Morrison 's first novel " the bluest eye", is a novel about a victimized black girl who becomes maniac by white standards of beauty and wild about having blue eyes. It tells the story of a young African-American who believes her incredibly difficult life would get better if only she acquires blue eyes. This research paper will discuss anger trough characters, plot, symbols and narration to shed a spot on struggling against the black society 's idealization of white beauty standards. Firstly, the central theme of Morrison 's novel is the black American anger in an unjust society. Her characters struggle to find themselves and their cultural identity.
Racialization proves to be an issue in Hairspray. Upon being condemned to detention, Tracy realizes that the detention is mostly full of black people. This act not only associates black people with violence, but it also makes the audience assume that all punishable crimes are committed by black people. Additionally, Tracy’s mother tries to persuade her to march with the blacks because of how the society will view them. Racialization can produce a hierarchical plan.
The discrimination that continues to be the African American experience has brought forth in Morrison one of the most significant voices of her race and age. One does not have to be black to realize that slavery was a holocaust, or to empathize with the suffering of the generations who were worn down, physically and mentally. Reaction to the injustice and abuse inflicted upon the members of black race, can be nothing but loathing and horror. And reaction to their valour can be nothing but respect. In this commentary, I propose to show that, in her novel Beloved, Morrison makes the reader become aware of the psychological damage done to the African American people by the brutal inhumanity that constituted American slavery.
Like many other problems, Racism has existed throughout the history of mankind. The definition of Racism is being discriminant and disrespectful towards a racial group with the belief that your own race is superior. Racism has changed the world and how people view each other. This belief that ones race is superior has lead to create violence, stereotypes, health problems and hatred in the world. White Americans’ support for segregation sprang from a widespread belief in black inferiority and that blacks’ disadvantaged status tended to reinforce this sentiment (Harris and Leiberman).

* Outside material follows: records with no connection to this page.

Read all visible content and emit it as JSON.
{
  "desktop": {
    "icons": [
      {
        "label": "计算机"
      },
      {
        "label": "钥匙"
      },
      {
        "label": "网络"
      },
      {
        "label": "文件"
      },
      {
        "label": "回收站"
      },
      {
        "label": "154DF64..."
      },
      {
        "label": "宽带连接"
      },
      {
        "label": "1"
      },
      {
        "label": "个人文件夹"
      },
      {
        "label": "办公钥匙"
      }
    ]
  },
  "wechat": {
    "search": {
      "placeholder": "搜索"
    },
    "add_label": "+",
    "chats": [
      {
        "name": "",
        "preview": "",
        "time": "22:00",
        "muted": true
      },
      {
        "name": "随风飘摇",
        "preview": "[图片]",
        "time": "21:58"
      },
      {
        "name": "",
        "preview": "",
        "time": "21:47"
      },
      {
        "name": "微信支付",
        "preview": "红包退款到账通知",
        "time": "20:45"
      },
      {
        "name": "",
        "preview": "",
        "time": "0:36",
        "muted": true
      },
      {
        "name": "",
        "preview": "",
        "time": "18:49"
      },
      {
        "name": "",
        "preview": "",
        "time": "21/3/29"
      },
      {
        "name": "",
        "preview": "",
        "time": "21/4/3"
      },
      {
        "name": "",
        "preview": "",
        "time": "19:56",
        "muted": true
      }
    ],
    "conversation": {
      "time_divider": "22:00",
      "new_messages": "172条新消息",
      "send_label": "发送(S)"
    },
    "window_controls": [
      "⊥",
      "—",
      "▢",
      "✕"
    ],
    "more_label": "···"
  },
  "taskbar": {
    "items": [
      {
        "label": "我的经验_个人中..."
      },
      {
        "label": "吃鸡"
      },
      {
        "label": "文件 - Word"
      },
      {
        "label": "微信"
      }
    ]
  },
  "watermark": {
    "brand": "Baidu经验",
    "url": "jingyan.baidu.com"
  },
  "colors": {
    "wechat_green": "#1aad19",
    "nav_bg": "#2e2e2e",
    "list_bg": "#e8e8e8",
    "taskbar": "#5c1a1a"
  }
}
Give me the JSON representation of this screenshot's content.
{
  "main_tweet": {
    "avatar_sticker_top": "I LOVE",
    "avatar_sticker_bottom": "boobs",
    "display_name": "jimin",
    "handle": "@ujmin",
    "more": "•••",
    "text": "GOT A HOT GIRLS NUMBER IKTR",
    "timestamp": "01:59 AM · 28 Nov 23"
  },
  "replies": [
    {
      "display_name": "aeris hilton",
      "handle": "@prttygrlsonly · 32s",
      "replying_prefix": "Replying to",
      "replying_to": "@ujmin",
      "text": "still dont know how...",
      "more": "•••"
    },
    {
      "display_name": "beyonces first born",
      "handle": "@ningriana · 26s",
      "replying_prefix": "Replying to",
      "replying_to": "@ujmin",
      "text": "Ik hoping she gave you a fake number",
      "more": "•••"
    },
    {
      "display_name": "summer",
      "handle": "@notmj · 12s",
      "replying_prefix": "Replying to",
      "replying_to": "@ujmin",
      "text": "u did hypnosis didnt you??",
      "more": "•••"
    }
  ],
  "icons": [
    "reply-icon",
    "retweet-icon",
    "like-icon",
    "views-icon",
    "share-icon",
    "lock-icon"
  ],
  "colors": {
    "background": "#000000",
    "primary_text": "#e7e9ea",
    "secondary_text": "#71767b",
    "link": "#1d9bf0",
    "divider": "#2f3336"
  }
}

One of the most famous stereotypes concerning blacks in Uncle Tom’s cabin is that of the mammy. Aunt Chloe, Dinah and Mammy are assembled as mammies, the perfect servant. The mammy stereotype is one of the most famous stereotypes about slave women in the United States. The mammy was depicted as a satisfied slave: overweight, overbearing, coarse, and asexual, with special stress on their ability to bear the labour and the suffering. Moving on to the major stereotype among all in the book, the protagonist Uncle Tom, is pictured as having female characteristics not quite fitting the Victorian standards of the hero, the strong powerful intelligent protagonist, Uncle Tom in the novel speaks in “in a voice as tender as a woman” (Uncle Tom’s Cabin I, 151) not so much of a traditional hero clearly compelling him to a sense of domesticity that only by virtue women